Cultural events, youth exchange and city twinning partnerships
How can we create the basis for international exchange and mutual understanding even when the political situation is difficult? And how can we bring together people from different countries in order to foster durable ties?
Cultural relations and education policy addresses these questions. From the restoration of historic temple complexes in Asia, city twinning partnerships with Russia and the Deutschlandjahr in the United States to the more than 140 German schools abroad, it forms the third pillar of German foreign policy alongside political and economic relations with different countries.
Why cultural relations and education policy?
At the heart of cultural relations and education policy lies the task of enabling access to culture and education across geographical, political and social borders, thus creating mutual understanding: the basis for good international relations. Cultural relations and education policy can thus also help to defuse or even prevent crises and conflicts around the world: what matters is that we remain in dialogue, that we maintain our common ground with others.
To achieve this end, cultural relations and education policy is guided by “foreign policy of societies” which makes the ties between countries tangible to people. It is a tool for bringing together actors from civil society, advocating the freedom of the arts and sciences around the world, cultivating spaces for critical exchange and freedom of expression as well as protecting cultural property as symbols of cultural identity.
How is all of this translated into practice?
The German Government sets out the strategic framework for cultural relations and education policy. The projects are then realised with the help of partner organisations. The German Government’s most important partners include the Goethe-Institut, the German Academic Exchange Service, the Alexander von Humboldt Foundation, the Institute for Foreign Cultural Relations (ifa), the Federal Office of Administration – Central Agency for Schools Abroad, the Educational Exchange Service, the German Commission for UNESCO, the German Archaeological Institute, the Federal Institute for Vocational Education and Training and the Haus der Kulturen der Welt.
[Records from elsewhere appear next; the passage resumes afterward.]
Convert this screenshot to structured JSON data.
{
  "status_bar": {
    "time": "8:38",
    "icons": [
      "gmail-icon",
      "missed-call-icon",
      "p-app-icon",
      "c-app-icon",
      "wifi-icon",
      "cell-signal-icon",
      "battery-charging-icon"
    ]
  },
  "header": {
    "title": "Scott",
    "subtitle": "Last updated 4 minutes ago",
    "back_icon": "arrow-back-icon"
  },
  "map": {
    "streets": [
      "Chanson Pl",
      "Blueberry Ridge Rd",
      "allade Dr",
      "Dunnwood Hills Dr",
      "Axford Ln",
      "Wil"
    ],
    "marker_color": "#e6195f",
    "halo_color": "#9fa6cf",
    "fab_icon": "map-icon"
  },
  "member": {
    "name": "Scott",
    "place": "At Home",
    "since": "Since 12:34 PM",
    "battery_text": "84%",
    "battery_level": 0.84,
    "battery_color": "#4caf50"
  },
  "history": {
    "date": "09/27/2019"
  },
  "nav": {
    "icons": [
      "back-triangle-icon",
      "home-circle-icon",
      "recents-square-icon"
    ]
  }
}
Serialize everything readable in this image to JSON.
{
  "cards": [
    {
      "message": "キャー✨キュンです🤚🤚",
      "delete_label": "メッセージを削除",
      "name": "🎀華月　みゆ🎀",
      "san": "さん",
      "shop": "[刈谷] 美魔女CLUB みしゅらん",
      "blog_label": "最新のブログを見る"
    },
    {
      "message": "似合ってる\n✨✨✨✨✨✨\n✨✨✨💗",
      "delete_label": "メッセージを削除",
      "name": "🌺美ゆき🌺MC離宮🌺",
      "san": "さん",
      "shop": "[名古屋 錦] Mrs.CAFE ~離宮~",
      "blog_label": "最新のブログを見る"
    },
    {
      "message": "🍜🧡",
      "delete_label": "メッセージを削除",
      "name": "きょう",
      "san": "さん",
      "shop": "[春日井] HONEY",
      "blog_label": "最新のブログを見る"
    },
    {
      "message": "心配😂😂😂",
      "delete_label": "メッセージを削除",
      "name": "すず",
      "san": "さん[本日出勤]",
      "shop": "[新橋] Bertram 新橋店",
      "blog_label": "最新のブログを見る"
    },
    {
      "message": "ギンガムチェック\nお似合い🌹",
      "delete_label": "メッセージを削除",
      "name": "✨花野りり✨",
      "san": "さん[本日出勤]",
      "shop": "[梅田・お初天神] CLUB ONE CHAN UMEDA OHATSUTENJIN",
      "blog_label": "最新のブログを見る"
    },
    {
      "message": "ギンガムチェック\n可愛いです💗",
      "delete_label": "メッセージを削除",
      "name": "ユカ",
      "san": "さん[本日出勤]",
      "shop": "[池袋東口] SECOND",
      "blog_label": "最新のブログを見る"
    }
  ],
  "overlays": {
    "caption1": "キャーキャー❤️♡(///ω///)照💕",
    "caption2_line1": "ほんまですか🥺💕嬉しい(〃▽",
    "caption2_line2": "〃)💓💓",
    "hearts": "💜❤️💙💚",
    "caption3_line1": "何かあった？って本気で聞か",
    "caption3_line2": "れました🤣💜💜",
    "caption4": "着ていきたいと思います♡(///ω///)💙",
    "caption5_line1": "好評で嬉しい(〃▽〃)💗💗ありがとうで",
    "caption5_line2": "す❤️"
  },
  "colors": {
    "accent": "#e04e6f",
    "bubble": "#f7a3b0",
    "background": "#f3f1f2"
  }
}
Partners of the Federal Foreign Office’s cultural relations and education policy also include political foundations, the German Federal Cultural Foundation, the Max Weber Foundation, the Foundation “Remembrance, Responsibility and Future” and private foundations, as well as foundations with commercial ties and civil-society organisations.